No other inspection program, however, has undergone a similar audit even though many other commodities pose serious risks of food borne illness. To this day the CFIA remains uninformed when it comes to the demands on its inspection resources and the number of inspectors required to make the system effective for all but this one program.

More recently, Canadians will remember the E.coli outbreak at the XL Meat plant in Alberta which sickened at least seven people and led to the largest meat recall in Canadian history.

Among other things, an investigation concluded that CFIA inspectors were actually instructed to ignore some sanitation problems and contaminated meat products.

In this age of global commerce and the widespread availability of food from around the world stopping unsafe food from reaching grocery shelves is not the purpose of import inspection and only about 2% of food imported into Canada is inspected.

The vast majority of import inspections are conducted to protect plant and animal health, not human health. Inspections of products intended for human consumption are primarily to monitor trends and not to prevent dangerous good from reaching store shelves.

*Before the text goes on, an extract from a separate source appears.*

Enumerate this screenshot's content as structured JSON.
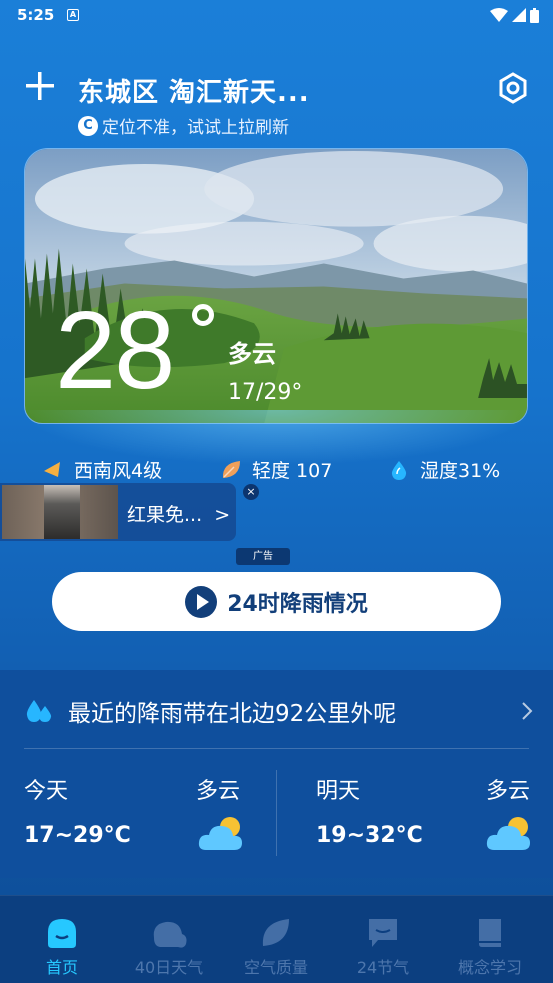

For example, in the unlikely event that the CFIA inspects a shipment of fresh produce observed to be contaminated by an insecticide or fungicide (because it is covered with a coat white powder), results from laboratory tests would not be available until long after that product had reached the dining room table.

While the CFIA has recently established a new licencing program for importers, there have been no inspection staff added to the CFIA’s ranks to monitor these companies or process their paperwork.

When it comes to the consumer protection inspections the food inspectors union has recently discussed publicly, the CFIA has a spotty record of enforcing the rules.

Indeed, journalists recently uncovered documents showing that the CFIA had evidence of food fraud in Vancouver and knowingly allowed a bakery to continue selling bread labeled organic that was made using non-organic ingredients. The CFIA stood on the sidelines and didn’t even tell unsuspecting customers.

Perhaps this explains why the CFIA has not pursued a single prosecution for food fraud in Metro Vancouver in five years.

Puzzling, however, is the decision to disband the unit of inspectors in Metro Vancouver dedicated to enforcing the laws concerning food fraud. Without proactive surveillance – no matter how infrequent – there is zero deterrence preventing those who wish to de-fraud consumers from doing so.

Canadians have a right to accurate product labels in order to know what they are buying.

This is a safety concern for many consumers with medical conditions or allergies that require them to avoid certain food or ingredients. If we don’t raise these issues publicly, more people will have to get sick or worse to force improvements. That’s the irresponsible approach.

Bob Kingston is President of the Agriculture Union – PSAC which represents food inspectors working at the Canadian Food Inspection Agency.